    Micronutrient powder, or ndisakanizeni (mix me) is a mixture of 15 vitamins and minerals, namely vitamin A, B1, B2, B6, B12, D, E, C, niacin and minerals including copper, zinc, iron, selenium, iodine and folic acid. These are essential for the good health of children aged 6 to 24 months, a transitional period from exclusive breast feeding to complimentary foods. The powder is tasteless and the small packet easily mixes with a small amount of maize porridge or other food. It also helps to improve a child’s appetite. One packet is to be given to a child with a meal every other day. All children can receive the micronutrient powder except those who are severely and acutely malnourished and are already receiving other forms of nutrient supplements such as Ready to Use Therapeutic Foods (RUTF).

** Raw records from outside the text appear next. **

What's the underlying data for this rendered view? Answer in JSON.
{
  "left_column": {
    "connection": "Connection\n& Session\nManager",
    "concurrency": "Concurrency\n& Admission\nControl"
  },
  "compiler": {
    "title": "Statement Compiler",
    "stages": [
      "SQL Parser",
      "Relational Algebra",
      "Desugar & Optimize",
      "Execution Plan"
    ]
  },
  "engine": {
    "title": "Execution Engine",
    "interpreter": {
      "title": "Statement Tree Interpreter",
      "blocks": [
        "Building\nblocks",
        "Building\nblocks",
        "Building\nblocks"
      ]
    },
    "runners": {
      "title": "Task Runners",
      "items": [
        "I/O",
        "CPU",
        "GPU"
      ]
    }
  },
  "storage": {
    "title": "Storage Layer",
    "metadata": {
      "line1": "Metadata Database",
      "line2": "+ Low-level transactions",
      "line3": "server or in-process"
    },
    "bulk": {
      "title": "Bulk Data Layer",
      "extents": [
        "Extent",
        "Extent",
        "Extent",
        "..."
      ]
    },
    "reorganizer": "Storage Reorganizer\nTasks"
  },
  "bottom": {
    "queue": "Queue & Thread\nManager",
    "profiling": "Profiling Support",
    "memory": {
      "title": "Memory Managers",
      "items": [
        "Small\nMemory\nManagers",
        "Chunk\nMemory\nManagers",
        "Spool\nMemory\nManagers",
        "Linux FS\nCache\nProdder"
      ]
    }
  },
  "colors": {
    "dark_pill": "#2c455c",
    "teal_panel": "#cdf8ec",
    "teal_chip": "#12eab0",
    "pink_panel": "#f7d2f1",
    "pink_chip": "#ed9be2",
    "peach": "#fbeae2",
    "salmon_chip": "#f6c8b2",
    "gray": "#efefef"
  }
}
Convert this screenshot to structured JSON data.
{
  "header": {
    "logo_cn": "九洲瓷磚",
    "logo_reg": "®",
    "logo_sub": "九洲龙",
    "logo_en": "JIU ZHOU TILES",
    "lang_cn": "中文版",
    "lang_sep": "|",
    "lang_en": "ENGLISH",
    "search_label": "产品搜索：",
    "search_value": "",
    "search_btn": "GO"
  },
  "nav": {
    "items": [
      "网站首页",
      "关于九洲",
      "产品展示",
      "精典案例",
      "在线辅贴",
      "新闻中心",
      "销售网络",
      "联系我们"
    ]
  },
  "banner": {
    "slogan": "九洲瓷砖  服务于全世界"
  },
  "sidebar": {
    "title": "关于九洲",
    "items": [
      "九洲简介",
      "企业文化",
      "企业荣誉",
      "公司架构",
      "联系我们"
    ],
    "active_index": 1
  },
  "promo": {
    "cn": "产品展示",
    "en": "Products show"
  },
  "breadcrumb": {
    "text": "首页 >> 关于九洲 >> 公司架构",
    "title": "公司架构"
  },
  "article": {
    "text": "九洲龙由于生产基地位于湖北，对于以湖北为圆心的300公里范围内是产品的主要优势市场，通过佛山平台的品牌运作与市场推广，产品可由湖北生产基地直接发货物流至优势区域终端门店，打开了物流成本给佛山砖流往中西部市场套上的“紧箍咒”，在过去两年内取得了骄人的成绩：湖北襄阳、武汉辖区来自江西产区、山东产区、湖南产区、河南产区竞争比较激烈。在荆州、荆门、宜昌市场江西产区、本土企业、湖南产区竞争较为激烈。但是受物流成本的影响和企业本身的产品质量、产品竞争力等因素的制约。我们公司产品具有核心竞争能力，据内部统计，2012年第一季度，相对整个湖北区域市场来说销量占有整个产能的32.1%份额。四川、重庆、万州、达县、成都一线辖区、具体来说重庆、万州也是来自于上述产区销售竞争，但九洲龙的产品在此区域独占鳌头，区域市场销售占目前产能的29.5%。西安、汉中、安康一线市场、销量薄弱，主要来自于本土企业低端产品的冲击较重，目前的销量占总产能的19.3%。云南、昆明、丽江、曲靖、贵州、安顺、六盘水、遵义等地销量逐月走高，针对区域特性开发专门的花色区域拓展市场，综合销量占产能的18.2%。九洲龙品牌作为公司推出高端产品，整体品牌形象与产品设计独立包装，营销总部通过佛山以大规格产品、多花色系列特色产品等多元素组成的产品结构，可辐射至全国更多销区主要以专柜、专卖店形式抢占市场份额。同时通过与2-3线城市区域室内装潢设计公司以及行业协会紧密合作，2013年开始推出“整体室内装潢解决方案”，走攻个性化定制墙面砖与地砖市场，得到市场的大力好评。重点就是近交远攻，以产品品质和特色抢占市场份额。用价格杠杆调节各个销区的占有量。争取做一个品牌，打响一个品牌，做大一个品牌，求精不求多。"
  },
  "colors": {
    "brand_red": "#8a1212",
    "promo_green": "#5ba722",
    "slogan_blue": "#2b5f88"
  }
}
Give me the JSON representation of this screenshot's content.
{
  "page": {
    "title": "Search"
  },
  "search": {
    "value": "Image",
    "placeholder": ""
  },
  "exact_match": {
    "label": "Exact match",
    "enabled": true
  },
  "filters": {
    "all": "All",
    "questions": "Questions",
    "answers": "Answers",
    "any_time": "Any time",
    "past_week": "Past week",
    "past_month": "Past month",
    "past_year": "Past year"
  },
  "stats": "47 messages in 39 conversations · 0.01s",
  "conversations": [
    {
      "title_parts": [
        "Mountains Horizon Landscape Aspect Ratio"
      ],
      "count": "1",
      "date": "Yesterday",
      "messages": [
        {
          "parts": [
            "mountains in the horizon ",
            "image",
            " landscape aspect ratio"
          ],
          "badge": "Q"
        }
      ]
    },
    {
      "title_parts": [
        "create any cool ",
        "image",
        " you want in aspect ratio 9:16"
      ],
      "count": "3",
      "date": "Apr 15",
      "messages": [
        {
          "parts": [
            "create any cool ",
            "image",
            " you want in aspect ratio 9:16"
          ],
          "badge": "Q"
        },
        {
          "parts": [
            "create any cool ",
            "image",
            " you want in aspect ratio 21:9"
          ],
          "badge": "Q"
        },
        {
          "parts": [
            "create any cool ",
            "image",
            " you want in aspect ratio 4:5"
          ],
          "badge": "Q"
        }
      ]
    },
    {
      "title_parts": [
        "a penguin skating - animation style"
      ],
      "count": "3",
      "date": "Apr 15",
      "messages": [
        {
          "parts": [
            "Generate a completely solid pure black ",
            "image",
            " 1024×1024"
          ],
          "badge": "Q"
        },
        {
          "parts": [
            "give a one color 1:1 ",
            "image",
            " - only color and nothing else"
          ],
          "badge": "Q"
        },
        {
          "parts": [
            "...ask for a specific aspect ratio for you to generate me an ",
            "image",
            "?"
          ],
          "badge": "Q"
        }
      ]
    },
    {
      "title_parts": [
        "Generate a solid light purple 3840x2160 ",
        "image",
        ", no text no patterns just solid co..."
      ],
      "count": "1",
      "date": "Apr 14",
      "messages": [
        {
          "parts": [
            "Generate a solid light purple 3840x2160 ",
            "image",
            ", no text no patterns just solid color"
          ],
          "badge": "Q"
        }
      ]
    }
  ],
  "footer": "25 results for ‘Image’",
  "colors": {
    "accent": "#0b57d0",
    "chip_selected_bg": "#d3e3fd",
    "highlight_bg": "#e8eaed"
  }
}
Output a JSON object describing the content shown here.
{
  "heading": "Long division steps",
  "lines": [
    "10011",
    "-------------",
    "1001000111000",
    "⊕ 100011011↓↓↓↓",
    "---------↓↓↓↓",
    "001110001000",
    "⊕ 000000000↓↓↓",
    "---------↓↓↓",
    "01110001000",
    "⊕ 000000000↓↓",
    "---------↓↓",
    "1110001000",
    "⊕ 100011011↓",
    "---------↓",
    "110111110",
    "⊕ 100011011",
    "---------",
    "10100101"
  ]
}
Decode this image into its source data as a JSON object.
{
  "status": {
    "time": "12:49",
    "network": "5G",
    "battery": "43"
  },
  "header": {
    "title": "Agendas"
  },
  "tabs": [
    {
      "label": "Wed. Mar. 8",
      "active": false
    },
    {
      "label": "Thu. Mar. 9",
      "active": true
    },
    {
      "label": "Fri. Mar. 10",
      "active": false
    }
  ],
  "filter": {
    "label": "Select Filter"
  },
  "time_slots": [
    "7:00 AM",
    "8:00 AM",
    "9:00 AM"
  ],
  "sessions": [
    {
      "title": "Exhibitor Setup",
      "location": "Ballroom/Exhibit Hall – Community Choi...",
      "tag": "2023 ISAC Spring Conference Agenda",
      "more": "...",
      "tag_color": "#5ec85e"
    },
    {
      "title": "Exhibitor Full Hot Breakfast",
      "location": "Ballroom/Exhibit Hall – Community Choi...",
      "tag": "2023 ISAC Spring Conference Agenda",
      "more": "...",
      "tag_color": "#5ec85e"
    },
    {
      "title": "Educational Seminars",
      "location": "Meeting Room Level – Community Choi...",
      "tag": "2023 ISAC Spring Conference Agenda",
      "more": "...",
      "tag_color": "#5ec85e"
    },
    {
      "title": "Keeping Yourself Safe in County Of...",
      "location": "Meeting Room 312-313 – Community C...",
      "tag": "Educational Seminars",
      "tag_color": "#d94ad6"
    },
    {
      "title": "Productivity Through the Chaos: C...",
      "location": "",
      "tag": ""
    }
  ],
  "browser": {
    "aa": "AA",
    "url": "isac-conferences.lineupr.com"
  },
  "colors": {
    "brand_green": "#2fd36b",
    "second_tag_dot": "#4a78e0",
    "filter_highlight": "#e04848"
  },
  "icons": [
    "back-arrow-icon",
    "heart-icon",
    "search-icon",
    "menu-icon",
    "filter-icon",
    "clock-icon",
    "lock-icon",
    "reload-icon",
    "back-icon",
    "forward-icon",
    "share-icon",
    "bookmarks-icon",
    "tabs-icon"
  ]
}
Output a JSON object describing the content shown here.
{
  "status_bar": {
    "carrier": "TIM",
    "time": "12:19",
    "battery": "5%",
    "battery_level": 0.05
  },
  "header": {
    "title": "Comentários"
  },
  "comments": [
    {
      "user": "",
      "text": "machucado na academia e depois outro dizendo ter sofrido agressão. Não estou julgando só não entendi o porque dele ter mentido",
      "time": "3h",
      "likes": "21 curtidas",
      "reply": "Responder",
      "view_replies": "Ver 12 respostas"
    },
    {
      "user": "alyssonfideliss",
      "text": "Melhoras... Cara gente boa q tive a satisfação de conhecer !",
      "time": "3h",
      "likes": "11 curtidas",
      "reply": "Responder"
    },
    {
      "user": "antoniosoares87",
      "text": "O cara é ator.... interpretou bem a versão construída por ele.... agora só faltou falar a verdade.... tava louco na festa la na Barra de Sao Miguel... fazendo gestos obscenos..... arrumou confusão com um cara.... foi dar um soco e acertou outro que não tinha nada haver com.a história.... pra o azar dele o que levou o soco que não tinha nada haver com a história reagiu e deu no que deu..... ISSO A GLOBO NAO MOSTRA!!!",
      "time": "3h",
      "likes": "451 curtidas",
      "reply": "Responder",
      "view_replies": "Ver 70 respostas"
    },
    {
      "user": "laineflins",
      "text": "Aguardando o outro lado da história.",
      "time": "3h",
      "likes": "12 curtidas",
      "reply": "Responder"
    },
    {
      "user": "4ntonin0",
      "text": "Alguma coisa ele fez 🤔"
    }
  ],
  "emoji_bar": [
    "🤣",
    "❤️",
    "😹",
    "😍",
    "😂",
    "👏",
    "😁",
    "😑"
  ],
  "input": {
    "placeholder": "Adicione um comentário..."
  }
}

   The micronutrient distribution replaces a previous governmental initiative which made sure that factory food products such as cooking oil, sugar and bread were fortified with vitamin A. That approach could not benefit each and every child because not all families could afford to buy these products. The micronutrient powder is a way to reach more children with more nutrients, inexpensively. It depends on primary healthcare clinics such as ours who partner with the Ministry of Health to reach many rural children at risk of stunted growth. Educating mothers, screening the health passports of eligible children and handing out the micronutrient packets after under-fives vaccines are given is done with the assistance of the HSAs (Health Surveillance Assistants), our Nutrition officer, and LMC support staff.”

     The Lutheran Mobile Clinic in Malawi strives to give appropriate preventive healthcare to people in the villages we serve, in order for them to have healthier, longer lives. Our prayer is that their time of grace is extended, that those who haven’t yet believed the Gospel will be given that opportunity.  

Yours in Christ,

Beth Evans, Nurse in Charge